I leave you with this...... It makes me want a dog! Those are dog houses... at Spencer's.

Wednesday, July 7, 2010

Great Balls of Preserves!

Ball's Blue Book of Canning and Preserving was snatched up by moi at Wally's World the other day and therein I found an interesting recipe for rhubarb: Rhubarb Confit.

Kathy returned form up North with 2 gallon bags of the stuff for me and after freezing in one-inch chunks 10 cups of the stuff, I still had 2 lbs leftover.

I must say, the recipe is outstanding and I have 7 jars of it now resting on the counter.

I also knocked out 4 jars of sugarless peach preserves and one of peach butter. That one is leaving the house tomorrow as a gift but I hope to get my grubby grubby paws on another pile o peaches soon.

I was given figs as well by Kathy and have 2 jars of preserves as a result. It's gonna be a sweet winter, to be sure.

HOWEVER, a minor set-back has occurred. John ordered that swift tomato press on Monday, June 28 with 3 day express UPS delivery. It sat in Dallas from noon Thursday over the holiday and arrived yesterday. Great , right?

No. The tray peg does not fit into the slot and is therefore useless. I have spoken to the makers in Vermont and they are sending new parts which may arrive by Friday or perhaps again, not til next week sometime.

Grrrr. The freezer is now totally packed. Not one more morsel will fit inside. The fridge is overflowing with tomatoes and I am off now to deal with that.

And Yessssssssss that means if I want pulp (and I do, obviously), it's back to pressing it thru the sieve. Here I go.

Tuesday, July 6, 2010

Blessings

On a daily basis, I observe how blessed I am.

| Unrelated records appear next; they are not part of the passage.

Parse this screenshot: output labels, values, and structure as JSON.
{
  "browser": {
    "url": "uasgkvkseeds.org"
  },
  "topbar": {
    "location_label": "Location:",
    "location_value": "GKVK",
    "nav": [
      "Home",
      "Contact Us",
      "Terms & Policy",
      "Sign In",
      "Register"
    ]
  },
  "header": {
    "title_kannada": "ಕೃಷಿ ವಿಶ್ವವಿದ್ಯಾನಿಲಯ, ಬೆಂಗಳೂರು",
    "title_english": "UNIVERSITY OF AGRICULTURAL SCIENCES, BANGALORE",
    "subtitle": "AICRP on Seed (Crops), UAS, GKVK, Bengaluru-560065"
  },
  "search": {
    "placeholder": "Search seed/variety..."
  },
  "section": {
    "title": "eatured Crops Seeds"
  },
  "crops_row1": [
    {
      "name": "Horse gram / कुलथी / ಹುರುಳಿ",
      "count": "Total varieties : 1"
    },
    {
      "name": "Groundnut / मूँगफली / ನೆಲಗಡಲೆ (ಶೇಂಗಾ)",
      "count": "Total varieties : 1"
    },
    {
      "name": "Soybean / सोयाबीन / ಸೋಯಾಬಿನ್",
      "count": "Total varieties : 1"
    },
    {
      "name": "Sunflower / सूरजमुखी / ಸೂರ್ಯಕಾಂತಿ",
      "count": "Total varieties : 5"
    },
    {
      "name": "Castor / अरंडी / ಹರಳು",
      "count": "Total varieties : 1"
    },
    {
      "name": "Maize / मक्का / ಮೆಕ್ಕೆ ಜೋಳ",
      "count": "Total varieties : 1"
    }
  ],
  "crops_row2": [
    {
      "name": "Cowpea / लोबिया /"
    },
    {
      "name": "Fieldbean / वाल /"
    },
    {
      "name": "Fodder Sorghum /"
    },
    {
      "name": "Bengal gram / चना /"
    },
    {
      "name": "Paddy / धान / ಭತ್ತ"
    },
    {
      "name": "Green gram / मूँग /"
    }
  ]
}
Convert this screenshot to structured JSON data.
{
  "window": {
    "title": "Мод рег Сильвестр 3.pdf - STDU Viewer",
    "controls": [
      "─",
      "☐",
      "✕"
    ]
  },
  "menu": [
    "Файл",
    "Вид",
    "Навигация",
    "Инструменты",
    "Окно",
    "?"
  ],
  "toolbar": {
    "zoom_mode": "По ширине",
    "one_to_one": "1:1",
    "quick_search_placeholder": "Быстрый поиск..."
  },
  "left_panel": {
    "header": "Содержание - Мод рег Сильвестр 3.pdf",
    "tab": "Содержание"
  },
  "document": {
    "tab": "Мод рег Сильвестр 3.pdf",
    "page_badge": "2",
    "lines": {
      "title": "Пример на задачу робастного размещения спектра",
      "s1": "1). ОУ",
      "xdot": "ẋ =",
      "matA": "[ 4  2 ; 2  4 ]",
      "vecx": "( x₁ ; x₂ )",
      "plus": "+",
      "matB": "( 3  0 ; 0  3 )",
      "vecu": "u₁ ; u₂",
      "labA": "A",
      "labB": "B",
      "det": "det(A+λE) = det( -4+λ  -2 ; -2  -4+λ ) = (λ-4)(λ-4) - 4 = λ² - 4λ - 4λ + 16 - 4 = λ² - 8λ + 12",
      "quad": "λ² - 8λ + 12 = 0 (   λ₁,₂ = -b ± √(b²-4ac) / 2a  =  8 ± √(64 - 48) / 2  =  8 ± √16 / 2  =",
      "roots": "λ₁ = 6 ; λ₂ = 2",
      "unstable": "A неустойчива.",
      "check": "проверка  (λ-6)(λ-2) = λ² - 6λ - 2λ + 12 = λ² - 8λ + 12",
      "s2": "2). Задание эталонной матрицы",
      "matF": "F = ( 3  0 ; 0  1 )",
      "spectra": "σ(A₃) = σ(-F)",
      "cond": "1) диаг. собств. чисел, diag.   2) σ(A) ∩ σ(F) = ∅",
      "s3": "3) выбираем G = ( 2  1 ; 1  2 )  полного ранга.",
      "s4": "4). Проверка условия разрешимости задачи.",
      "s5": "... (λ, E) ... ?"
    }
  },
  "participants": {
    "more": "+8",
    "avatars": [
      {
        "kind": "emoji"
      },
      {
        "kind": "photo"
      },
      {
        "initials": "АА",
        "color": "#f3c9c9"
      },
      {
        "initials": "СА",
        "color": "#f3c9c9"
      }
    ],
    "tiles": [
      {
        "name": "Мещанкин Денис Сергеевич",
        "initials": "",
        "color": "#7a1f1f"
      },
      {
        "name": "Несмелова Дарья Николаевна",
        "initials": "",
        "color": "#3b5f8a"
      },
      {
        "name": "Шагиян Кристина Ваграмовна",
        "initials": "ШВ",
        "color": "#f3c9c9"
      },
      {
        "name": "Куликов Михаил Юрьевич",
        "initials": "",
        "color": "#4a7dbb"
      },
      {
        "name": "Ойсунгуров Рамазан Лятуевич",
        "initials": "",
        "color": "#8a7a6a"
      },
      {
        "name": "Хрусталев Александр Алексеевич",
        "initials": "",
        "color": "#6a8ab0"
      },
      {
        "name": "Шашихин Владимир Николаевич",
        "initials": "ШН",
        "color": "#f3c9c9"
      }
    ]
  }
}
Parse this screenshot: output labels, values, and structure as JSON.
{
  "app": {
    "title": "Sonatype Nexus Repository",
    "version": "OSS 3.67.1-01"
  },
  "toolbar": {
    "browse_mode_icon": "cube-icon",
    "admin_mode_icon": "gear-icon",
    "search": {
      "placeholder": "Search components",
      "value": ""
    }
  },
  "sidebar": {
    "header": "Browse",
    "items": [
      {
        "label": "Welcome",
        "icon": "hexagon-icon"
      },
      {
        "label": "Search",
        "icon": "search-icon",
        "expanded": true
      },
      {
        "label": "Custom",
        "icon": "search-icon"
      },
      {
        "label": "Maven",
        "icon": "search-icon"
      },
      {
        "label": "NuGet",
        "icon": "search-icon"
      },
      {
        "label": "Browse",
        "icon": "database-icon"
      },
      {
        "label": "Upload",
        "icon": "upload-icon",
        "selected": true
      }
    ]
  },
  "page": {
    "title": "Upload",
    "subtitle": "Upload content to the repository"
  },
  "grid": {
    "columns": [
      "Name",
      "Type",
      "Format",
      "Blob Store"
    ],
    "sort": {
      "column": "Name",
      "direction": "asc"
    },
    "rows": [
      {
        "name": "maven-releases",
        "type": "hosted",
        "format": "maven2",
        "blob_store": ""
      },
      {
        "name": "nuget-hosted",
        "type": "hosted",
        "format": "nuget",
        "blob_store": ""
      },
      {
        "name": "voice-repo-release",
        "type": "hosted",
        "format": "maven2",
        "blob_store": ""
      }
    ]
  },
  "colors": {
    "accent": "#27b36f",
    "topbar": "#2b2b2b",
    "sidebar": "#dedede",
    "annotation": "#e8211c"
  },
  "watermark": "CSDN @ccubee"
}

I live in a beautiful State, on a lovely and fertile land. My health is darned good! I have a terrific family and set of friends.

Even the weather has been nothing short of amazing! Last week, with the first hurricane of the season, we had three days of both cloud-cover (which kept the heat down) and drenching rainfalls (which kept the crops happy and the hoses on the reels, which kept me delirious)

Now this week, it has been surprisingly dry. Hot, ok, but dryish. Not the typical high-humidity of the South.

So, Thank YOU God!

And also for the Garden Tally (sidebar) which continues to grow in length. Yesterday, we canned peach preserves and fig jam. I have a freezer of rhubarb from a very good and generous friend who hauled it back from the Great State o' Maine. I have a recipe for something called Rhubarb Confit which I am off to can.

Friday, July 2, 2010

The Politikin' Chicken or Squabbles in the Run

I worry that we have reached the stage when I may no longer refer to them as "my babies!" The little ones are as big as Ginger now and can I say, getting feisty with the other chickens. As though the hierarchy has begun to shift. and not in the older ones favor....

1. Two of the biddies are starting to lay eggs. Not every day. And I am not certain which of the two are doing this. (But am glad because Ginger has walked out on strike, apparently)(unionized labor, dontcha know?)

2. They don't high-tail it away from Rooster Stu like before. Now they hold their ground and let HIM eat with them. Hmmm.... What CAN this mean?

3. This morning, whilst eating from the palm of my hands, something we do daily I might add, one of the golden girls lit into the other and would not let go of her face! I have never seen anything like it! Here I have one chicken screaming her fool head off and me whacking the other with my hand trying to make her let go.

Finally, we all scuttled back to our corners, breathing heavily and staring at each other, as though in a stand off. I crouched down again as if to hold more scratch and the attack-chicken poked over close enough for me to grab hold of her. By golly, I WILL dominate this bird! Nope, she gave me the slip. So, I called to her as though I had something good to eat and she's stupid enough to believe me. Quick but stupid.

This time, I get a good grip under her wing which she thoughtfully offered as she desperately tried to make an escape. And I forced her to put up with me singing at her, stroking her back and trying to get her to calm down. She did, eventually, but when I released her, she shot me a look that clearly said, "I hate you!"

Teenagers! What're ya gonna do?